·  by Abby Rives

Engine Submits Comments to EU on Implementing Copyright Policy Directive

Originally Posted On: Engine

Startup Internet platforms operating in the European Union may soon face complex and expensive rules to avoid liability when their users are accused of copyright infringement.

This week Engine submitted comments to the European Commission arguing for fair, balanced, and proportional implementation of the recent copyright policy directive known as Article 17. In our comments, we urged the Commission and Member States to avoid unduly burdensome or ambiguous laws that would create more cost and risk for startups, open doors to litigation, and give large companies a structural advantage over smaller rivals.

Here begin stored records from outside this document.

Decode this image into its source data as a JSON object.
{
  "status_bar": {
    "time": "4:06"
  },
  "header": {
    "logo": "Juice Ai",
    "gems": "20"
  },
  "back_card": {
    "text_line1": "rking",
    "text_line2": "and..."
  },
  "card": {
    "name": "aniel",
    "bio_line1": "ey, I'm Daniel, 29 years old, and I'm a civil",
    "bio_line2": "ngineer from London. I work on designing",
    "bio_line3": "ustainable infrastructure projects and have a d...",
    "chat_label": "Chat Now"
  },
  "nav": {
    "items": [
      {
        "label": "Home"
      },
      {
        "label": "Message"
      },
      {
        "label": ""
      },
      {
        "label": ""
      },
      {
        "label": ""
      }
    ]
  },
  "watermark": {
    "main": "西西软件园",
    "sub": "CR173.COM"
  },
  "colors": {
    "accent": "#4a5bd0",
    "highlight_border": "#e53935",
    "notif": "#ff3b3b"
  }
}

In April 2019, the EU adopted a Directive on copyright and related issues relevant to the Digital Single Market. In one section, known as Article 17, the Directive addresses intermediary liability and rearranges the way EU countries will hold certain online platforms liable for allegedly infringing user-generated posts. Unlike notice-and-takedown and safe harbor frameworks, such as the U.S.’s long-standing Digital Millennium Copyright Act (DMCA), the Directive instructs EU companies to hold some platforms liable for user-generated infringing content. As we have previously explained, Article 17 “will force startups and other platforms to use expensive and ineffective content moderation tools to police user-uploaded content.”

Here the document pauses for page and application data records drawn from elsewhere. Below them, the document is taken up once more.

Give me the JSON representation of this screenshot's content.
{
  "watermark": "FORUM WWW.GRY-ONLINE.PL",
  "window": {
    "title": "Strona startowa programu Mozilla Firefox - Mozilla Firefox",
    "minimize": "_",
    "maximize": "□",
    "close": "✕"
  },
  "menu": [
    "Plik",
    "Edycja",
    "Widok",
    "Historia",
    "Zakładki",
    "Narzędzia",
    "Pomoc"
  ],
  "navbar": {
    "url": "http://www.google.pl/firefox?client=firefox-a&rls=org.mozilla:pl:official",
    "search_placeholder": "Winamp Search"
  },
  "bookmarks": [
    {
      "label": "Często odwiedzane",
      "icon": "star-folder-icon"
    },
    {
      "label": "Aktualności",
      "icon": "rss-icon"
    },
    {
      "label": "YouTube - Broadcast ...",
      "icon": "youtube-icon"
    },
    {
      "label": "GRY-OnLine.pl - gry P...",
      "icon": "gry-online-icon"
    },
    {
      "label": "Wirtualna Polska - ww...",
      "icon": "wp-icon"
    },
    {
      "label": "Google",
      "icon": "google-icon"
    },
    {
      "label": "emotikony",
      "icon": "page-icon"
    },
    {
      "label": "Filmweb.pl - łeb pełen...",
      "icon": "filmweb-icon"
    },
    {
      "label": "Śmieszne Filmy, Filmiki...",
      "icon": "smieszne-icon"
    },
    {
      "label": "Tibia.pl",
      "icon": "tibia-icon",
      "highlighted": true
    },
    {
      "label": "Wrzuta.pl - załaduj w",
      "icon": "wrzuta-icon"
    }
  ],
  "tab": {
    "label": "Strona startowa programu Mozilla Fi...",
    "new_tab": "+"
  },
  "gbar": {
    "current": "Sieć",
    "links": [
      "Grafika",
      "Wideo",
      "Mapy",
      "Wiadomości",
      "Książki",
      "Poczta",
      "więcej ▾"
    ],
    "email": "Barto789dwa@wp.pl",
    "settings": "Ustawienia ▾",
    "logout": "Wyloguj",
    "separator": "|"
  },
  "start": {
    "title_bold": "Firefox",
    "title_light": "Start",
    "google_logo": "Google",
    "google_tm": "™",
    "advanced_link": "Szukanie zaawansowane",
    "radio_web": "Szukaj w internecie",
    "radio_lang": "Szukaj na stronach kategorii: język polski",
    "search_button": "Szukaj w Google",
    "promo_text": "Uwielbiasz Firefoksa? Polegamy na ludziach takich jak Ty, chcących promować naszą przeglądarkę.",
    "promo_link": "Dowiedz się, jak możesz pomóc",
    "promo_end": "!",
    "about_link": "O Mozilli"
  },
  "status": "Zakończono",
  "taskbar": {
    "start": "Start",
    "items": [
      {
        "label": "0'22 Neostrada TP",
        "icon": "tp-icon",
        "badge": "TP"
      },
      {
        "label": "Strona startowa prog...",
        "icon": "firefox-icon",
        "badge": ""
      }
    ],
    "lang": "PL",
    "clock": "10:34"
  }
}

Most recently, the Commission published a series of questions about how Member States should go about implementing Article 17 in national law.

Our comments, in response to the Commission’s request, note how “[m]any (if not most) of the larger [Internet platforms] have already developed the technology they will need to comply with Article 17, negotiated with large rightsholder organizations to set up systems that address unauthorized uses of content, hired content moderators, and already possess the financial wherewithal to survive increased liability risks and costs associated with Article 17. Startups and smaller platforms are at a distinct and substantial disadvantage.

“Moreover, [emerging platforms] will be at an inherent disadvantage in trying to negotiate with large rightsholders. Large, established rightsholders and organizations have more bargaining power, and can use that power in ways that harm startups.”

Instead of adopting legal regimes that entrench larger, well-resourced, established organizations, we encourage the Commission and Member States to implement Article 17 in ways that seek to bring balance wherever possible.